Please output the records below word for word and omit the pictures.
### DATA RECORDS ###
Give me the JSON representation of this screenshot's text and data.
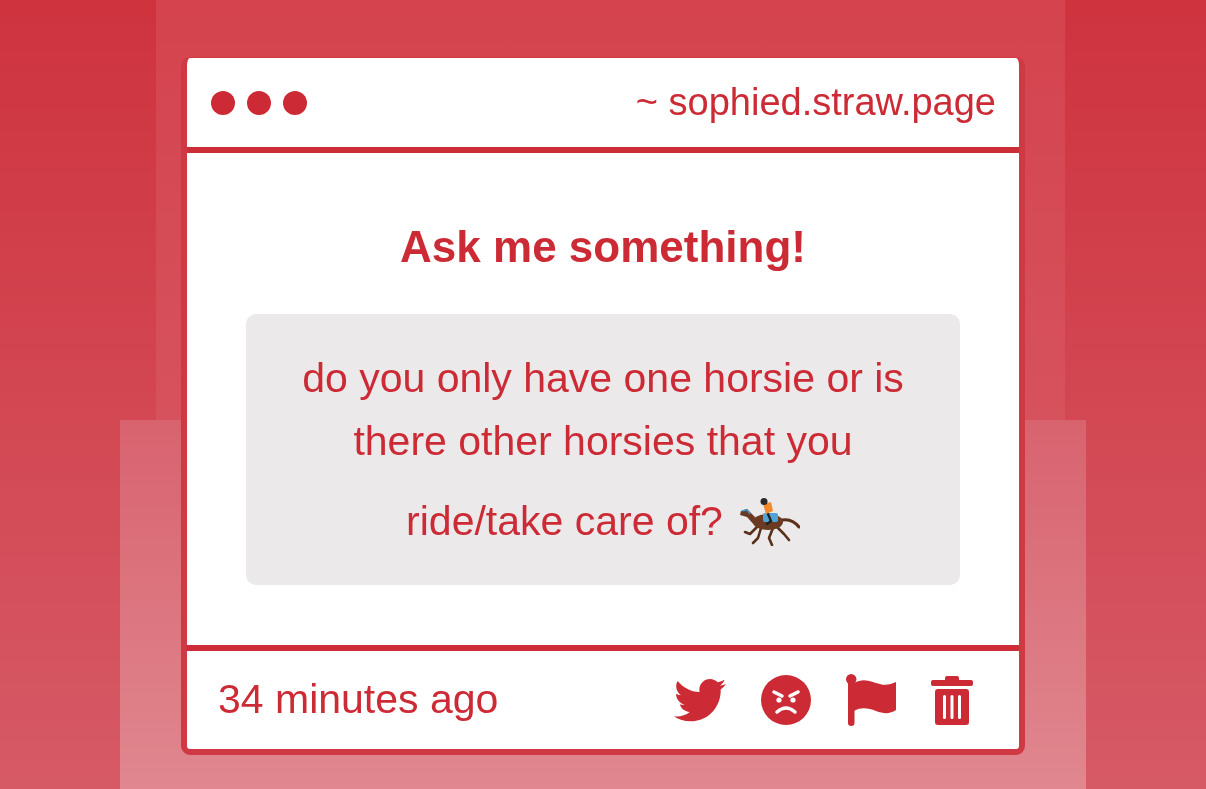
{
  "window": {
    "address": "~ sophied.straw.page"
  },
  "prompt": {
    "title": "Ask me something!"
  },
  "question": {
    "lines": [
      "do you only have one horsie or is",
      "there other horsies that you",
      "ride/take care of?"
    ]
  },
  "footer": {
    "time": "34 minutes ago"
  }
}
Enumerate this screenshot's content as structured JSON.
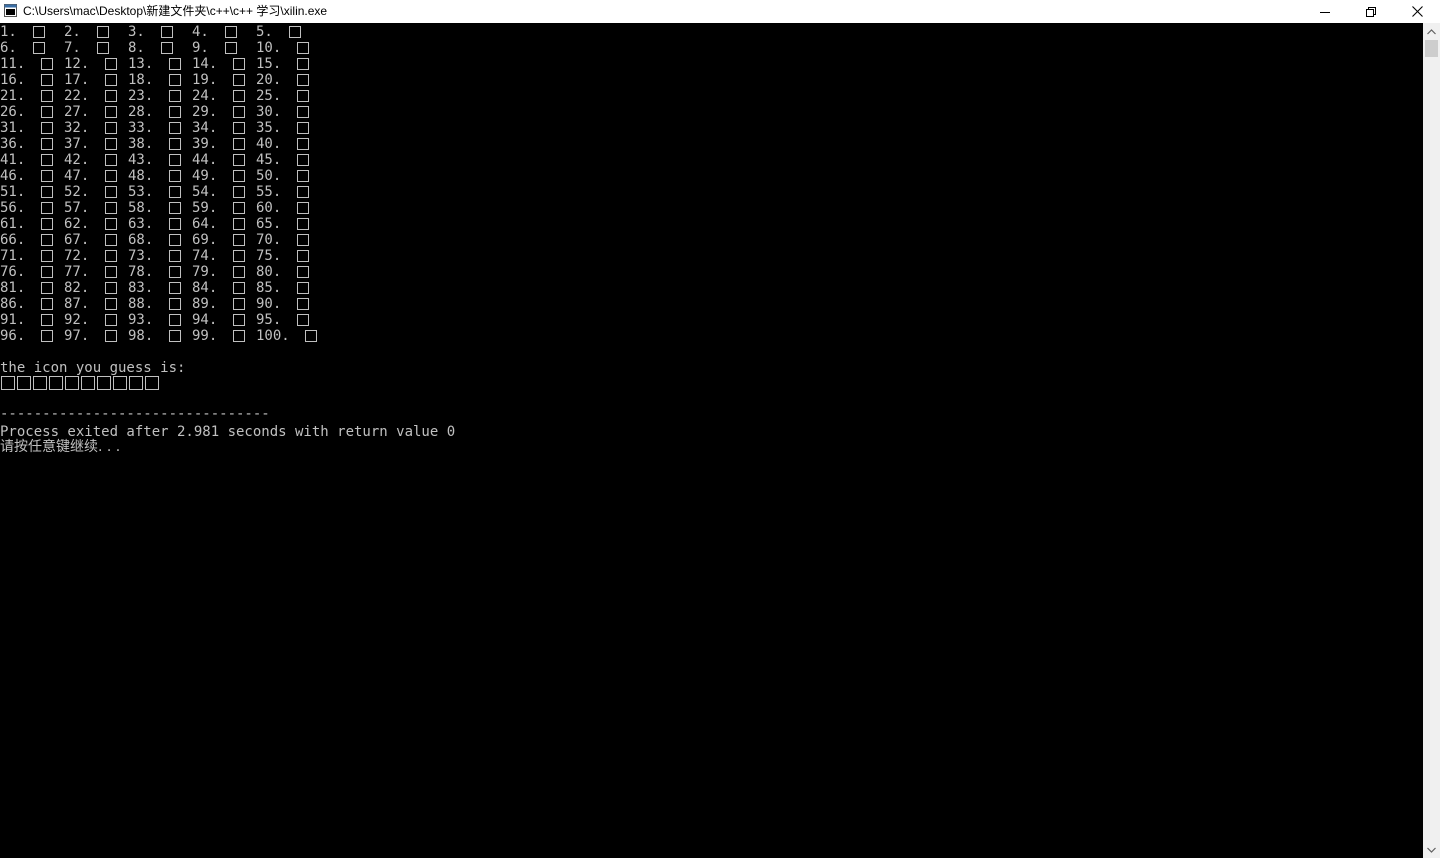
{
  "window": {
    "title": "C:\\Users\\mac\\Desktop\\新建文件夹\\c++\\c++ 学习\\xilin.exe",
    "icon": "console-app-icon",
    "controls": [
      "minimize-icon",
      "maximize-icon",
      "close-icon"
    ]
  },
  "console": {
    "grid_labels": [
      "1.",
      "2.",
      "3.",
      "4.",
      "5.",
      "6.",
      "7.",
      "8.",
      "9.",
      "10.",
      "11.",
      "12.",
      "13.",
      "14.",
      "15.",
      "16.",
      "17.",
      "18.",
      "19.",
      "20.",
      "21.",
      "22.",
      "23.",
      "24.",
      "25.",
      "26.",
      "27.",
      "28.",
      "29.",
      "30.",
      "31.",
      "32.",
      "33.",
      "34.",
      "35.",
      "36.",
      "37.",
      "38.",
      "39.",
      "40.",
      "41.",
      "42.",
      "43.",
      "44.",
      "45.",
      "46.",
      "47.",
      "48.",
      "49.",
      "50.",
      "51.",
      "52.",
      "53.",
      "54.",
      "55.",
      "56.",
      "57.",
      "58.",
      "59.",
      "60.",
      "61.",
      "62.",
      "63.",
      "64.",
      "65.",
      "66.",
      "67.",
      "68.",
      "69.",
      "70.",
      "71.",
      "72.",
      "73.",
      "74.",
      "75.",
      "76.",
      "77.",
      "78.",
      "79.",
      "80.",
      "81.",
      "82.",
      "83.",
      "84.",
      "85.",
      "86.",
      "87.",
      "88.",
      "89.",
      "90.",
      "91.",
      "92.",
      "93.",
      "94.",
      "95.",
      "96.",
      "97.",
      "98.",
      "99.",
      "100."
    ],
    "guess_prompt": "the icon you guess is:",
    "guess_box_count": 10,
    "separator": "--------------------------------",
    "exit_message": "Process exited after 2.981 seconds with return value 0",
    "continue_prompt": "请按任意键继续. . ."
  },
  "colors": {
    "console_background": "#000000",
    "console_text": "#c0c0c0",
    "titlebar_background": "#ffffff"
  }
}
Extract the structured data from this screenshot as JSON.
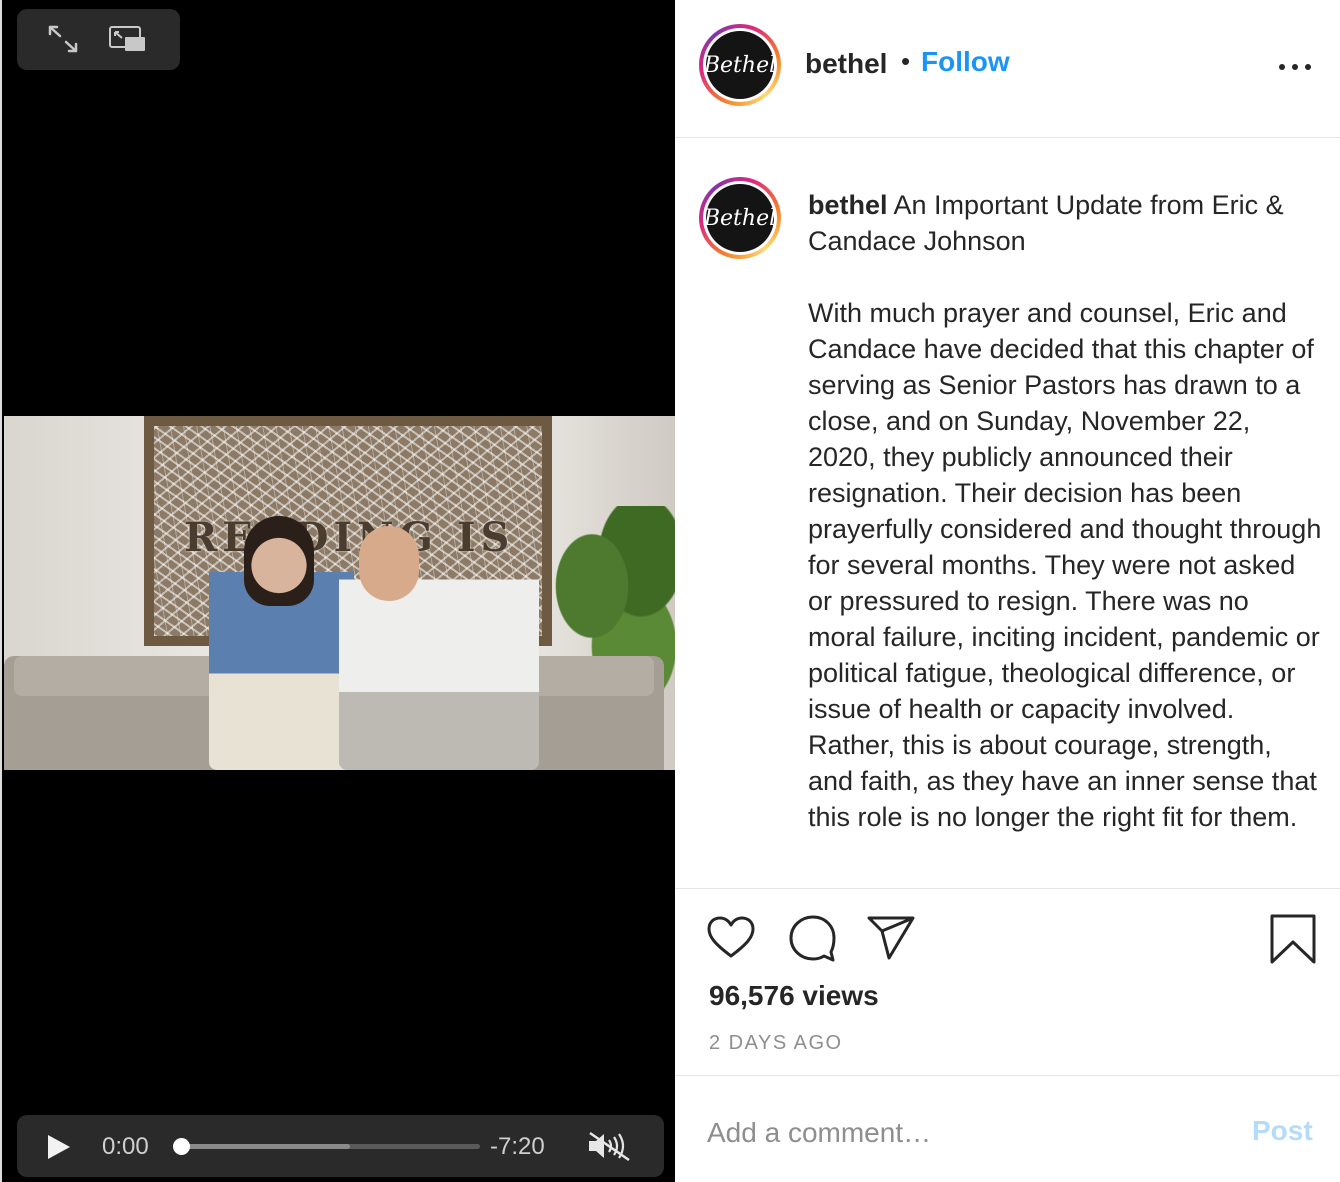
{
  "video": {
    "current_time": "0:00",
    "remaining_time": "-7:20",
    "progress": 0.0,
    "buffered": 0.57,
    "wall_art_text": "READING IS",
    "muted": true
  },
  "post": {
    "username": "bethel",
    "avatar_text": "Bethel",
    "dot": "•",
    "follow_label": "Follow",
    "caption_title": "An Important Update from Eric & Candace Johnson",
    "caption_body": "With much prayer and counsel, Eric and Candace have decided that this chapter of serving as Senior Pastors has drawn to a close, and on Sunday, November 22, 2020, they publicly announced their resignation. Their decision has been prayerfully considered and thought through for several months. They were not asked or pressured to resign. There was no moral failure, inciting incident, pandemic or political fatigue, theological difference, or issue of health or capacity involved. Rather, this is about courage, strength, and faith, as they have an inner sense that this role is no longer the right fit for them.",
    "views": "96,576 views",
    "time_ago": "2 DAYS AGO"
  },
  "comment": {
    "placeholder": "Add a comment…",
    "post_label": "Post"
  },
  "colors": {
    "follow": "#1a95f5",
    "post_disabled": "#b3dbfb",
    "muted_text": "#8e8e8e"
  },
  "icons": [
    "expand-icon",
    "picture-in-picture-icon",
    "play-icon",
    "muted-speaker-icon",
    "heart-icon",
    "comment-icon",
    "share-icon",
    "bookmark-icon",
    "more-icon"
  ]
}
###
=== COMPLETED EXERCISE ===
Give me the JSON representation of this screenshot's text and data.
{
  "window": {
    "address": "~ sophied.straw.page"
  },
  "prompt": {
    "title": "Ask me something!"
  },
  "question": {
    "lines": [
      "do you only have one horsie or is",
      "there other horsies that you",
      "ride/take care of?"
    ]
  },
  "footer": {
    "time": "34 minutes ago"
  }
}
Enumerate this screenshot's content as structured JSON.
{
  "window": {
    "title": "C:\\Users\\mac\\Desktop\\新建文件夹\\c++\\c++ 学习\\xilin.exe",
    "icon": "console-app-icon",
    "controls": [
      "minimize-icon",
      "maximize-icon",
      "close-icon"
    ]
  },
  "console": {
    "grid_labels": [
      "1.",
      "2.",
      "3.",
      "4.",
      "5.",
      "6.",
      "7.",
      "8.",
      "9.",
      "10.",
      "11.",
      "12.",
      "13.",
      "14.",
      "15.",
      "16.",
      "17.",
      "18.",
      "19.",
      "20.",
      "21.",
      "22.",
      "23.",
      "24.",
      "25.",
      "26.",
      "27.",
      "28.",
      "29.",
      "30.",
      "31.",
      "32.",
      "33.",
      "34.",
      "35.",
      "36.",
      "37.",
      "38.",
      "39.",
      "40.",
      "41.",
      "42.",
      "43.",
      "44.",
      "45.",
      "46.",
      "47.",
      "48.",
      "49.",
      "50.",
      "51.",
      "52.",
      "53.",
      "54.",
      "55.",
      "56.",
      "57.",
      "58.",
      "59.",
      "60.",
      "61.",
      "62.",
      "63.",
      "64.",
      "65.",
      "66.",
      "67.",
      "68.",
      "69.",
      "70.",
      "71.",
      "72.",
      "73.",
      "74.",
      "75.",
      "76.",
      "77.",
      "78.",
      "79.",
      "80.",
      "81.",
      "82.",
      "83.",
      "84.",
      "85.",
      "86.",
      "87.",
      "88.",
      "89.",
      "90.",
      "91.",
      "92.",
      "93.",
      "94.",
      "95.",
      "96.",
      "97.",
      "98.",
      "99.",
      "100."
    ],
    "guess_prompt": "the icon you guess is:",
    "guess_box_count": 10,
    "separator": "--------------------------------",
    "exit_message": "Process exited after 2.981 seconds with return value 0",
    "continue_prompt": "请按任意键继续. . ."
  },
  "colors": {
    "console_background": "#000000",
    "console_text": "#c0c0c0",
    "titlebar_background": "#ffffff"
  }
}
Extract the structured data from this screenshot as JSON.
{
  "video": {
    "current_time": "0:00",
    "remaining_time": "-7:20",
    "progress": 0.0,
    "buffered": 0.57,
    "wall_art_text": "READING IS",
    "muted": true
  },
  "post": {
    "username": "bethel",
    "avatar_text": "Bethel",
    "dot": "•",
    "follow_label": "Follow",
    "caption_title": "An Important Update from Eric & Candace Johnson",
    "caption_body": "With much prayer and counsel, Eric and Candace have decided that this chapter of serving as Senior Pastors has drawn to a close, and on Sunday, November 22, 2020, they publicly announced their resignation. Their decision has been prayerfully considered and thought through for several months. They were not asked or pressured to resign. There was no moral failure, inciting incident, pandemic or political fatigue, theological difference, or issue of health or capacity involved. Rather, this is about courage, strength, and faith, as they have an inner sense that this role is no longer the right fit for them.",
    "views": "96,576 views",
    "time_ago": "2 DAYS AGO"
  },
  "comment": {
    "placeholder": "Add a comment…",
    "post_label": "Post"
  },
  "colors": {
    "follow": "#1a95f5",
    "post_disabled": "#b3dbfb",
    "muted_text": "#8e8e8e"
  },
  "icons": [
    "expand-icon",
    "picture-in-picture-icon",
    "play-icon",
    "muted-speaker-icon",
    "heart-icon",
    "comment-icon",
    "share-icon",
    "bookmark-icon",
    "more-icon"
  ]
}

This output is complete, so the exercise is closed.